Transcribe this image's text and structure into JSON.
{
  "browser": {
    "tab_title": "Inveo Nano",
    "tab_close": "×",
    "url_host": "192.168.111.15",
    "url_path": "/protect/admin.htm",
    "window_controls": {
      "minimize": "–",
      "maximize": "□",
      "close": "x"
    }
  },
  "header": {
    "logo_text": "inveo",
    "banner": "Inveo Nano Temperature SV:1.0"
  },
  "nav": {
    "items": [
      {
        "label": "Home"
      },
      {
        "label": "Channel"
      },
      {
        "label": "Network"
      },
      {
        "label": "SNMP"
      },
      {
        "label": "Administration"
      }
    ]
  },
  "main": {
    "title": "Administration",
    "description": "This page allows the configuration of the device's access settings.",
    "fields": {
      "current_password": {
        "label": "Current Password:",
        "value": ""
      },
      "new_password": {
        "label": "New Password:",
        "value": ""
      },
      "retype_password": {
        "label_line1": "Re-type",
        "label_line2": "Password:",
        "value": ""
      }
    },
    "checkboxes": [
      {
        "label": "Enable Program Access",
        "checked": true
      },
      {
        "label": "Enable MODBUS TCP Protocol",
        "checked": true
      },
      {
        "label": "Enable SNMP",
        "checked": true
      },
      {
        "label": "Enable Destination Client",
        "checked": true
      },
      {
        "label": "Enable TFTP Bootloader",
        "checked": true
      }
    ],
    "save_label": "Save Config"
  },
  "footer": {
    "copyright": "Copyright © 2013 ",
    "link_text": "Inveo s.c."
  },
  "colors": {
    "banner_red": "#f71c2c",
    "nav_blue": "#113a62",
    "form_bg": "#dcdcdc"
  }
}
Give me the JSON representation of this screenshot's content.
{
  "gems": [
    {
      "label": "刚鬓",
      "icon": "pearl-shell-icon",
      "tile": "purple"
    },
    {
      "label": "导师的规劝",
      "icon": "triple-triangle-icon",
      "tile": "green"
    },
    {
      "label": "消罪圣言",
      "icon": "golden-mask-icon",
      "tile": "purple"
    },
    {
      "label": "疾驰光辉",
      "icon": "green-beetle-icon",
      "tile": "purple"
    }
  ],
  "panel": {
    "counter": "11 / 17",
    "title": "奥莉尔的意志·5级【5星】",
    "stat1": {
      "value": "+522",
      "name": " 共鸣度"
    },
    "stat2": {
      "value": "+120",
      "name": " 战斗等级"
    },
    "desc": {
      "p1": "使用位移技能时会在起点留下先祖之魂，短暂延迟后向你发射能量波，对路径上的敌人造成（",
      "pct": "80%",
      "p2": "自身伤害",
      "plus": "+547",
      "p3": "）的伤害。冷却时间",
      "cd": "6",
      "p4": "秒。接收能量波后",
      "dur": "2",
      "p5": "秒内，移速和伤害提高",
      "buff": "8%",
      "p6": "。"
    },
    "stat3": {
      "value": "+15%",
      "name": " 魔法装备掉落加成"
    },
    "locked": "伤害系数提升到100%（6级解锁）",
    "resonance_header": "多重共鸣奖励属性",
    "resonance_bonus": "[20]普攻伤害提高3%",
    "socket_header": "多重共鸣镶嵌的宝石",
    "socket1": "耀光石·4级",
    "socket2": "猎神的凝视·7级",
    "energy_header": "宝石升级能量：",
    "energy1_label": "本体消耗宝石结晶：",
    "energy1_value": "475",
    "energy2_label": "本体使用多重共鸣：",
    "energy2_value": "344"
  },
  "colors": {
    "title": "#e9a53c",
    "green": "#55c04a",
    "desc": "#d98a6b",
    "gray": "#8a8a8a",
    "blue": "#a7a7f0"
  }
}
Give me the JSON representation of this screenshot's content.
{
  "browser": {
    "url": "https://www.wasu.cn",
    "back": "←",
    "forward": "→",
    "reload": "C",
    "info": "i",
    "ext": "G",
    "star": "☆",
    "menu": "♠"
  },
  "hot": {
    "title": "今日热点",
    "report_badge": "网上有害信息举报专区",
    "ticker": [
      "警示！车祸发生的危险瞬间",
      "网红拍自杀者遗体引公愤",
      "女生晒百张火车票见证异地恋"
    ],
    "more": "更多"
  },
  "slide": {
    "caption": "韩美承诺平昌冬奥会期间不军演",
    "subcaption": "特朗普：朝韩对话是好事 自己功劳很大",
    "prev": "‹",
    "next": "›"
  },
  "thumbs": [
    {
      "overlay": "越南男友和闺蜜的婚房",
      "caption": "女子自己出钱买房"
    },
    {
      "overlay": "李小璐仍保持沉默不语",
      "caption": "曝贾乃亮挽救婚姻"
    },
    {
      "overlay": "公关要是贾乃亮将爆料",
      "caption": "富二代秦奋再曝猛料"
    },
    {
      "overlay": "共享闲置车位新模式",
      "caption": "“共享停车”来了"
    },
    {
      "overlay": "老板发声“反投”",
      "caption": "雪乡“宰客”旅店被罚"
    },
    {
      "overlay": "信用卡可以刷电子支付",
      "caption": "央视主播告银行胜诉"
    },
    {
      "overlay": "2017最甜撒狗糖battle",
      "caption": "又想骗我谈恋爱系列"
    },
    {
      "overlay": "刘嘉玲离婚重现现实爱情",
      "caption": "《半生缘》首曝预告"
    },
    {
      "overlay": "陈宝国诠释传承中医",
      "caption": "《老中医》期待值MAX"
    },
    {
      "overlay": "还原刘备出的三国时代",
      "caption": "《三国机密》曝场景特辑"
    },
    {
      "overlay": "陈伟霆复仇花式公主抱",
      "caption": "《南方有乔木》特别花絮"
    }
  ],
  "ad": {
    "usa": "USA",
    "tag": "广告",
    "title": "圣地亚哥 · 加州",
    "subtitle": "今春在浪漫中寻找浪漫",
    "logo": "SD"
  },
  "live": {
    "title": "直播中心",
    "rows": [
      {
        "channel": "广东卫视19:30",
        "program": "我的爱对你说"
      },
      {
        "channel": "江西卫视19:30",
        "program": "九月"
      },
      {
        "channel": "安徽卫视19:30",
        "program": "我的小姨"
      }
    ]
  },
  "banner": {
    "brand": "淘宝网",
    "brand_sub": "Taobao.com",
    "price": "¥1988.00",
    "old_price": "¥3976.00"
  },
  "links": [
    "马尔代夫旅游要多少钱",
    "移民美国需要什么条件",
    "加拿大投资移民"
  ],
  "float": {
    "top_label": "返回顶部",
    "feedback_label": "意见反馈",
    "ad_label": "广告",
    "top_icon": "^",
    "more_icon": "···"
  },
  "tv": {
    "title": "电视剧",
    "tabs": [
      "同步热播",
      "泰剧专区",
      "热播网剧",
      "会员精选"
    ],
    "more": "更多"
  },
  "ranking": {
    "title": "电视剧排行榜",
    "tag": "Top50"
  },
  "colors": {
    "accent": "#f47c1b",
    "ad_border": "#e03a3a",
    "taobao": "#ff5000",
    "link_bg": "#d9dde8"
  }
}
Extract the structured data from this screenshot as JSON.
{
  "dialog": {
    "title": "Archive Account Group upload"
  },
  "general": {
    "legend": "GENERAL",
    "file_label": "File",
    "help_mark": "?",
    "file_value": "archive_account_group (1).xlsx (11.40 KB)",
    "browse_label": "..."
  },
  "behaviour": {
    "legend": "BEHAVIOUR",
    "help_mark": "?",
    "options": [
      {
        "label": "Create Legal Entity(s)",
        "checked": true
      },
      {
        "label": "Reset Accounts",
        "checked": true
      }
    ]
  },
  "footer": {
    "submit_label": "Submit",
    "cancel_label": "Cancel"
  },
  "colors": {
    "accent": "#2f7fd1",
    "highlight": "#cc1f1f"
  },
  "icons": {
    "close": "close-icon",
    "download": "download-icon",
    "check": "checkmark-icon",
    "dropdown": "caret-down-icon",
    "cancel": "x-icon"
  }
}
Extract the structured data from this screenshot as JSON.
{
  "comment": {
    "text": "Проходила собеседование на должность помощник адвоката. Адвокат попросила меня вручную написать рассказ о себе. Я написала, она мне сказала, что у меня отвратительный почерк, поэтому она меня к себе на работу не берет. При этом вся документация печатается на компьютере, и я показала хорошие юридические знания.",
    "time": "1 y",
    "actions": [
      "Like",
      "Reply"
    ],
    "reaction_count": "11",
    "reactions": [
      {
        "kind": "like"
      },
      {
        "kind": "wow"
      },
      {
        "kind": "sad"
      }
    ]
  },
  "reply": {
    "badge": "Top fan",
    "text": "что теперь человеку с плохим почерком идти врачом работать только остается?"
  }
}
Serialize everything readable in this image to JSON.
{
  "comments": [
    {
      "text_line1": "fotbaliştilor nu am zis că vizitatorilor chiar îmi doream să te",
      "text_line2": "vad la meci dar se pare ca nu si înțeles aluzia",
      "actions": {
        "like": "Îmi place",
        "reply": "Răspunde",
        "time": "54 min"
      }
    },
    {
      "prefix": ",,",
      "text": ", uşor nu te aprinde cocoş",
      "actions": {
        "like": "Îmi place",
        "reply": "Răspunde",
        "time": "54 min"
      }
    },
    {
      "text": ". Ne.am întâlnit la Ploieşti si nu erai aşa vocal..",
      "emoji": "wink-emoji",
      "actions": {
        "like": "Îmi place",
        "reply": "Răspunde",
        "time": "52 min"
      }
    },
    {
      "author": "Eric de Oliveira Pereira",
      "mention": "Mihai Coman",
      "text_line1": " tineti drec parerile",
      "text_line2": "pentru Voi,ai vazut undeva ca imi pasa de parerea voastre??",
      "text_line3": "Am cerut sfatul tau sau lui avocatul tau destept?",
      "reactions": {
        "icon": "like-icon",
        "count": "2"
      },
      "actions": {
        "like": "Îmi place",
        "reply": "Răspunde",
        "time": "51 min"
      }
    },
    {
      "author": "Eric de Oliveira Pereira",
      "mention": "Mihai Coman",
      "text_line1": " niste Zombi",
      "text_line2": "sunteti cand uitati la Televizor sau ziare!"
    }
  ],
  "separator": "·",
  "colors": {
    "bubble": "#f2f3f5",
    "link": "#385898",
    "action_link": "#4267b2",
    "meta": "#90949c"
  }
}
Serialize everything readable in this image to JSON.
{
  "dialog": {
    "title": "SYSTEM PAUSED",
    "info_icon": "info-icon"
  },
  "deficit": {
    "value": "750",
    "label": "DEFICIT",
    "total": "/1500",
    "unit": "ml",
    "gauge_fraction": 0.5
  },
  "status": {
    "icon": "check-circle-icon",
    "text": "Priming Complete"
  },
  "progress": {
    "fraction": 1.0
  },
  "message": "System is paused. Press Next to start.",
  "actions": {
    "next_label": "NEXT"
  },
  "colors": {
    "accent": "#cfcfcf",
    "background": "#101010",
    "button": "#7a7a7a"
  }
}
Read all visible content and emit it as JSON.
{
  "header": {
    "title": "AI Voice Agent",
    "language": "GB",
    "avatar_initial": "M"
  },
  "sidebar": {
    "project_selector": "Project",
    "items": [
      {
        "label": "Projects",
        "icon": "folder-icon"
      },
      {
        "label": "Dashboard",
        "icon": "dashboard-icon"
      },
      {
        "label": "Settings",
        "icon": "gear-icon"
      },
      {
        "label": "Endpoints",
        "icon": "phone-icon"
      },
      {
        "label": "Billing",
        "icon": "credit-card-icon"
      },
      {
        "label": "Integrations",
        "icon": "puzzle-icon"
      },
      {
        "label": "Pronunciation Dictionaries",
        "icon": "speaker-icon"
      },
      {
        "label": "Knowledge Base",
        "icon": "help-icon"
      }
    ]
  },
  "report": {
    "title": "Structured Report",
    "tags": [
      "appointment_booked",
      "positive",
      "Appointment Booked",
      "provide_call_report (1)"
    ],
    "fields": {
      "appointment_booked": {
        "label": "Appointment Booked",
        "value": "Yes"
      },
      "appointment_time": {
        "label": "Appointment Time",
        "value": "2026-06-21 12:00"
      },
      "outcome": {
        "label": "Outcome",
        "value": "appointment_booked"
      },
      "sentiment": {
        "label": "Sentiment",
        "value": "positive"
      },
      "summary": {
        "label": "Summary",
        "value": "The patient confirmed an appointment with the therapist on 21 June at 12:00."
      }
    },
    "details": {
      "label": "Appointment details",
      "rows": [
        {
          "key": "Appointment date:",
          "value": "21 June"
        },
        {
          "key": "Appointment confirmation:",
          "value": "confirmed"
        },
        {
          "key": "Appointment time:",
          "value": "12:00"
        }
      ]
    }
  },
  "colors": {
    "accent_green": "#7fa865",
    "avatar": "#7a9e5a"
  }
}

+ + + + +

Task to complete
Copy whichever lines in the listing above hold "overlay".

Result of this task
      "overlay": "越南男友和闺蜜的婚房",
      "overlay": "李小璐仍保持沉默不语",
      "overlay": "公关要是贾乃亮将爆料",
      "overlay": "共享闲置车位新模式",
      "overlay": "老板发声“反投”",
      "overlay": "信用卡可以刷电子支付",
      "overlay": "2017最甜撒狗糖battle",
      "overlay": "刘嘉玲离婚重现现实爱情",
      "overlay": "陈宝国诠释传承中医",
      "overlay": "还原刘备出的三国时代",
      "overlay": "陈伟霆复仇花式公主抱",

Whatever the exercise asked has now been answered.